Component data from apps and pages
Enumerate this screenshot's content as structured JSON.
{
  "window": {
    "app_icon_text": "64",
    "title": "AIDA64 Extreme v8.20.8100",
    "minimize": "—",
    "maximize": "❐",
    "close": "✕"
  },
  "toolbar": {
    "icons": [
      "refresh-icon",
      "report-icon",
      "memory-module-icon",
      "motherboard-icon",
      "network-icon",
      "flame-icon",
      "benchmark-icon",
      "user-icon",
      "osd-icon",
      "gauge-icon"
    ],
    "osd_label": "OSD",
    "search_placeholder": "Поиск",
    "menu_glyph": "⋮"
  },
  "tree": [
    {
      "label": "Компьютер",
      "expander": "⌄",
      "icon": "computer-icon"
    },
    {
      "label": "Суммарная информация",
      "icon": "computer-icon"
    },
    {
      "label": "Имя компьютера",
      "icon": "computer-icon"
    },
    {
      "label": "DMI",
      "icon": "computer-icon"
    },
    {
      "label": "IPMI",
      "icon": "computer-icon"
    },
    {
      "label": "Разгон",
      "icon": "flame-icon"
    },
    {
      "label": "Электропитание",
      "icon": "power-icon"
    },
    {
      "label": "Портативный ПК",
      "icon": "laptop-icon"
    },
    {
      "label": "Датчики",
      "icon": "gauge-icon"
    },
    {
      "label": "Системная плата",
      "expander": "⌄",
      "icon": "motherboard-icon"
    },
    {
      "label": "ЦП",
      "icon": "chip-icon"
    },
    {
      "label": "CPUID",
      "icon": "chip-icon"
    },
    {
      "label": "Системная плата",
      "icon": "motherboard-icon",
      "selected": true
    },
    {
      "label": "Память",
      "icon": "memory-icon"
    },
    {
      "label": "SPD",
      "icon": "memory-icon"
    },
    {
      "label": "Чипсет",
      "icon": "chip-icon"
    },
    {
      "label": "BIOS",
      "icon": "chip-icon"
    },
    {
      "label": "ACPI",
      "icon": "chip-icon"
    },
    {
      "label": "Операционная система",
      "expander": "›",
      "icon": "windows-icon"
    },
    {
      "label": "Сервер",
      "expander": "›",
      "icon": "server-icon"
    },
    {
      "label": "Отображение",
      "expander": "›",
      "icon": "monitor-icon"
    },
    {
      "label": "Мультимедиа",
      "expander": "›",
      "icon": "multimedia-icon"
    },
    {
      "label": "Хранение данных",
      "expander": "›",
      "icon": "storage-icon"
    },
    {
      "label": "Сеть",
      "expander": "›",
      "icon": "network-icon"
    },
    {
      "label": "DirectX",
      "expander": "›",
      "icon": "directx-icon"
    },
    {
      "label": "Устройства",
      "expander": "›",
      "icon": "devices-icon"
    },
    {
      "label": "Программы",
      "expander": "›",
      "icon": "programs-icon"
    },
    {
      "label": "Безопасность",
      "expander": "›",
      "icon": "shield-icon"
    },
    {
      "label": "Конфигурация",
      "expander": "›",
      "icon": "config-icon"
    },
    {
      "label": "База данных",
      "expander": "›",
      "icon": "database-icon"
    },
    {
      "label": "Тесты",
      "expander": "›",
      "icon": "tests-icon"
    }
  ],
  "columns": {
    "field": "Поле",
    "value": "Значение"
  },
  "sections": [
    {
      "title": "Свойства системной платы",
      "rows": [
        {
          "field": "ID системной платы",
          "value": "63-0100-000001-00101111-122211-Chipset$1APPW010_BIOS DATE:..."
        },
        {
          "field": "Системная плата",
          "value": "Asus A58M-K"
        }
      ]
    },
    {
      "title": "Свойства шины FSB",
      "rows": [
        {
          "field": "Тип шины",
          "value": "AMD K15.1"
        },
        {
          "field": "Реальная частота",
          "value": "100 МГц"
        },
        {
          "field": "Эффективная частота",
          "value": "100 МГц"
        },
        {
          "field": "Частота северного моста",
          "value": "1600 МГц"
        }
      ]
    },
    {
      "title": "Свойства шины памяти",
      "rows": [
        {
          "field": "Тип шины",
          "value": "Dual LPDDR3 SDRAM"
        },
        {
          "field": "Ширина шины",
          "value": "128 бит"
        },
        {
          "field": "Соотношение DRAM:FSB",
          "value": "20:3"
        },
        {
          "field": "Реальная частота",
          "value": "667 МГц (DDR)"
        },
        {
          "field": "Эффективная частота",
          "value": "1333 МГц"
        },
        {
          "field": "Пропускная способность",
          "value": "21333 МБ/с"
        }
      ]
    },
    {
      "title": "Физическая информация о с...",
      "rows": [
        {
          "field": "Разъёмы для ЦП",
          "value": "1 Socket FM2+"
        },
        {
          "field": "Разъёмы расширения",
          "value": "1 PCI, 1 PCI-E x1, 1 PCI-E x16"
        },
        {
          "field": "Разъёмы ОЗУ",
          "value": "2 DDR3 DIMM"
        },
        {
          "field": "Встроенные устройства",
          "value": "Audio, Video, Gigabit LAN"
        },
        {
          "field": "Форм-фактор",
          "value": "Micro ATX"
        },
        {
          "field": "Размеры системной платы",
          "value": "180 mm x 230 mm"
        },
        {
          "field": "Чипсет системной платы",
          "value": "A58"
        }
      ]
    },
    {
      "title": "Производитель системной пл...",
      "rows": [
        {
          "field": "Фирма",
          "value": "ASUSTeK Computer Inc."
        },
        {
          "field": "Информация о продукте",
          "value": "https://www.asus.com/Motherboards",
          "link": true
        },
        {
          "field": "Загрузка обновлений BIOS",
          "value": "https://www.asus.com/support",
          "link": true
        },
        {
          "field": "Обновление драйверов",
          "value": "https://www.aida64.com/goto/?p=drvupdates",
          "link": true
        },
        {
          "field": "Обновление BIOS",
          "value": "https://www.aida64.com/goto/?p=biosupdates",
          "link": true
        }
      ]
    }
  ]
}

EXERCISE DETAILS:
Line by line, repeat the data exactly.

EXERCISE RESPONSE:
Enumerate this screenshot's content as structured JSON.
{
  "window": {
    "app_icon_text": "64",
    "title": "AIDA64 Extreme v8.20.8100",
    "minimize": "—",
    "maximize": "❐",
    "close": "✕"
  },
  "toolbar": {
    "icons": [
      "refresh-icon",
      "report-icon",
      "memory-module-icon",
      "motherboard-icon",
      "network-icon",
      "flame-icon",
      "benchmark-icon",
      "user-icon",
      "osd-icon",
      "gauge-icon"
    ],
    "osd_label": "OSD",
    "search_placeholder": "Поиск",
    "menu_glyph": "⋮"
  },
  "tree": [
    {
      "label": "Компьютер",
      "expander": "⌄",
      "icon": "computer-icon"
    },
    {
      "label": "Суммарная информация",
      "icon": "computer-icon"
    },
    {
      "label": "Имя компьютера",
      "icon": "computer-icon"
    },
    {
      "label": "DMI",
      "icon": "computer-icon"
    },
    {
      "label": "IPMI",
      "icon": "computer-icon"
    },
    {
      "label": "Разгон",
      "icon": "flame-icon"
    },
    {
      "label": "Электропитание",
      "icon": "power-icon"
    },
    {
      "label": "Портативный ПК",
      "icon": "laptop-icon"
    },
    {
      "label": "Датчики",
      "icon": "gauge-icon"
    },
    {
      "label": "Системная плата",
      "expander": "⌄",
      "icon": "motherboard-icon"
    },
    {
      "label": "ЦП",
      "icon": "chip-icon"
    },
    {
      "label": "CPUID",
      "icon": "chip-icon"
    },
    {
      "label": "Системная плата",
      "icon": "motherboard-icon",
      "selected": true
    },
    {
      "label": "Память",
      "icon": "memory-icon"
    },
    {
      "label": "SPD",
      "icon": "memory-icon"
    },
    {
      "label": "Чипсет",
      "icon": "chip-icon"
    },
    {
      "label": "BIOS",
      "icon": "chip-icon"
    },
    {
      "label": "ACPI",
      "icon": "chip-icon"
    },
    {
      "label": "Операционная система",
      "expander": "›",
      "icon": "windows-icon"
    },
    {
      "label": "Сервер",
      "expander": "›",
      "icon": "server-icon"
    },
    {
      "label": "Отображение",
      "expander": "›",
      "icon": "monitor-icon"
    },
    {
      "label": "Мультимедиа",
      "expander": "›",
      "icon": "multimedia-icon"
    },
    {
      "label": "Хранение данных",
      "expander": "›",
      "icon": "storage-icon"
    },
    {
      "label": "Сеть",
      "expander": "›",
      "icon": "network-icon"
    },
    {
      "label": "DirectX",
      "expander": "›",
      "icon": "directx-icon"
    },
    {
      "label": "Устройства",
      "expander": "›",
      "icon": "devices-icon"
    },
    {
      "label": "Программы",
      "expander": "›",
      "icon": "programs-icon"
    },
    {
      "label": "Безопасность",
      "expander": "›",
      "icon": "shield-icon"
    },
    {
      "label": "Конфигурация",
      "expander": "›",
      "icon": "config-icon"
    },
    {
      "label": "База данных",
      "expander": "›",
      "icon": "database-icon"
    },
    {
      "label": "Тесты",
      "expander": "›",
      "icon": "tests-icon"
    }
  ],
  "columns": {
    "field": "Поле",
    "value": "Значение"
  },
  "sections": [
    {
      "title": "Свойства системной платы",
      "rows": [
        {
          "field": "ID системной платы",
          "value": "63-0100-000001-00101111-122211-Chipset$1APPW010_BIOS DATE:..."
        },
        {
          "field": "Системная плата",
          "value": "Asus A58M-K"
        }
      ]
    },
    {
      "title": "Свойства шины FSB",
      "rows": [
        {
          "field": "Тип шины",
          "value": "AMD K15.1"
        },
        {
          "field": "Реальная частота",
          "value": "100 МГц"
        },
        {
          "field": "Эффективная частота",
          "value": "100 МГц"
        },
        {
          "field": "Частота северного моста",
          "value": "1600 МГц"
        }
      ]
    },
    {
      "title": "Свойства шины памяти",
      "rows": [
        {
          "field": "Тип шины",
          "value": "Dual LPDDR3 SDRAM"
        },
        {
          "field": "Ширина шины",
          "value": "128 бит"
        },
        {
          "field": "Соотношение DRAM:FSB",
          "value": "20:3"
        },
        {
          "field": "Реальная частота",
          "value": "667 МГц (DDR)"
        },
        {
          "field": "Эффективная частота",
          "value": "1333 МГц"
        },
        {
          "field": "Пропускная способность",
          "value": "21333 МБ/с"
        }
      ]
    },
    {
      "title": "Физическая информация о с...",
      "rows": [
        {
          "field": "Разъёмы для ЦП",
          "value": "1 Socket FM2+"
        },
        {
          "field": "Разъёмы расширения",
          "value": "1 PCI, 1 PCI-E x1, 1 PCI-E x16"
        },
        {
          "field": "Разъёмы ОЗУ",
          "value": "2 DDR3 DIMM"
        },
        {
          "field": "Встроенные устройства",
          "value": "Audio, Video, Gigabit LAN"
        },
        {
          "field": "Форм-фактор",
          "value": "Micro ATX"
        },
        {
          "field": "Размеры системной платы",
          "value": "180 mm x 230 mm"
        },
        {
          "field": "Чипсет системной платы",
          "value": "A58"
        }
      ]
    },
    {
      "title": "Производитель системной пл...",
      "rows": [
        {
          "field": "Фирма",
          "value": "ASUSTeK Computer Inc."
        },
        {
          "field": "Информация о продукте",
          "value": "https://www.asus.com/Motherboards",
          "link": true
        },
        {
          "field": "Загрузка обновлений BIOS",
          "value": "https://www.asus.com/support",
          "link": true
        },
        {
          "field": "Обновление драйверов",
          "value": "https://www.aida64.com/goto/?p=drvupdates",
          "link": true
        },
        {
          "field": "Обновление BIOS",
          "value": "https://www.aida64.com/goto/?p=biosupdates",
          "link": true
        }
      ]
    }
  ]
}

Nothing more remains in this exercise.